Of course it's really Zack Snyder calling the shots. One has to ask: What is he so blindly angry about that he doesn't see how over-the-top, unnecessary, fatiguing, repetitive, and obscene his last battle sequence is. Is this a sign of broader zeitgeist anger—about the collapsed economy, government hacking, wars that don't end, corporate malfeasance—that is showing up as a super serious Superman, a World War Z, a Pacific Rim of rock 'em sock 'em robots. Humanity is getting quite a bashing.

My own angry moments of the film experience came from the 9/11 imagery. It's stupid to level Metropolis; it's sad and offensive to do it matching 9/11 imagery frame by frame. Vulture's Kyle Buchanan used Man of Steel to write about, "Is it Possible to Make Hollywood Blockbuster Without Evoking 9/11?"

His point: "It’s lazy, it’s cheap, it’s deadening, and it needs to stop." Amen.

But it's the change in Superman himself that I find the more telling point.

In the days and weeks after 9/11, phrases like "nothing will ever be the same" and  "everything is now entirely different" were everywhere.
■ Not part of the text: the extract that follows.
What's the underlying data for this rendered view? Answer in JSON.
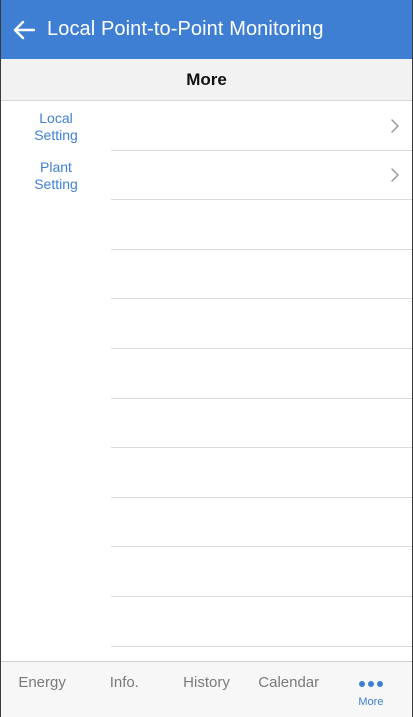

They were empty words for me at the time, so trite, so small in comparison to the monstrosity.

A decade out, this change in the ethos of Superman, part of the very DNA of pop culture America born of immigration, seems to be a real example. Damn.

Sunday, June 16, 2013
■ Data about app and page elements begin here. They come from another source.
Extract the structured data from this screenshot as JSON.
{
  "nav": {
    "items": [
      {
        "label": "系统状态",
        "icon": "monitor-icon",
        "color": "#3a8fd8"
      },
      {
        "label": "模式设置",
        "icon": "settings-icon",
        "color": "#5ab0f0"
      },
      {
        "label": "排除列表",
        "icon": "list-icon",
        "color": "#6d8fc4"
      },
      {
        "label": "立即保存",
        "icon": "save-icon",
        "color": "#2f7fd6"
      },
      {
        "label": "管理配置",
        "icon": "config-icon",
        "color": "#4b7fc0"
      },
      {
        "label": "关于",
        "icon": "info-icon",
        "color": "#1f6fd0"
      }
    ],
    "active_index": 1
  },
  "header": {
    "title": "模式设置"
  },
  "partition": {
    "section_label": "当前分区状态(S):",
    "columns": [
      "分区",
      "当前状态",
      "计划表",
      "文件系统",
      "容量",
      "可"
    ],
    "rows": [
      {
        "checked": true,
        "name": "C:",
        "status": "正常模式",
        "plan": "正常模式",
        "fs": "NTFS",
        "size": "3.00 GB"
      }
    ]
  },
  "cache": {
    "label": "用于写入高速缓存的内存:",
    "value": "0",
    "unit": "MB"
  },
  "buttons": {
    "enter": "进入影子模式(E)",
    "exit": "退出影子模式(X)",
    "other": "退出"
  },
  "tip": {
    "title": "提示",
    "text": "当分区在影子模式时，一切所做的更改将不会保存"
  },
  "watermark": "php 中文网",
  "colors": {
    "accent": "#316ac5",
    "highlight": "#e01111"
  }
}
Bloomsday Meets Father's Day: Very Special Year for the Das

Bloomsday—June 16, the date on which the whole of James Joyce's Ulysses is set—and Father's Day intersect every decade or so, making it a special day of remembering and honoring those Irish dads out there, which would include my clan: Grandpa, Dad, and bro.

Grandpa O'Neill:
He would come to visit our house in Massapequa in the summer fairly often. We had a lovely backyard patio where we would sit together before dinner during the stillest part of the day, early evening. The sun had gone done a bit and it was cool but the breezes had stopped (memorialized by Hoagy Carmichael and Johnny Mercer as “In the Cool, Cool, Cool of the Evening"). He would inevitably look out on the grounds and say, “This is the best time to put down fertilizer.”

Grandpa didn’t have an easy life. A second generation Brooklyn Irish, he had to leave school after the 6th grade to work to help support the family. He got a job in the mailroom of Con Edison, when the Irish ruled it straight out, and he worked there for 50 years. He had an excellent memory, and it allowed him to advance unhindered by his lack of formal education.

That his sons went to college and got advanced degrees---a lawyer and a CPA—was an enormous accomplishment, something which my dad always thought he didn't entirely appreciate, it was so beyond his experience. Grandpa was absolutely no saint—few Irishmen are—but that doesn’t diminish the sweat and pain and heartache of raising 5 children through the Depression and World War II and all that followed, along with a first son who died a tragic death in infancy, and a foster child who was taken away by the agency to go to a richer family even as he was trying to adopt her.

And so I found it poignant that in his last years, he was freed to worry about the best time to use the “spreader” to put down Scots Turf Builder, sitting on his son’s patio.

Dad O'Neill: I’ve written about his untimely death and my discovery of his teen bonding with the French language. He has been gone for so long that I don't have any more memories of his actual presence, which I guess is what happens.

I love this picture of him at the family farm in Merrick, Long Island. My grandmother had tired of Brooklyn and thought she wanted life in the country, and so they went. (They didn't stay long.) I think dad looks like a James Cagney tot here, or the character Peck's bad boy. He may be dressed in shorts, but don't cross him, 'cos he'll punch you.

So today my memory is of one of his catchphrases.

When there was a situation that happened that he didn't agree with, he would say, “A thing of beauty is a joy forever” in the most sardonic way. Yes, Dad invoked the opening lines of Keats’s Endymion as social comment. (And see, he didn't hold being English against Keats.) He was a very special man. Also no saint.

Bro O'Neill: A dad himself. I imagine he tried to correct mistakes that our dad made with us. And I imagine he's made a slew of new ones with his own kids. So goes the cycle of life.

(Updated post from 2010).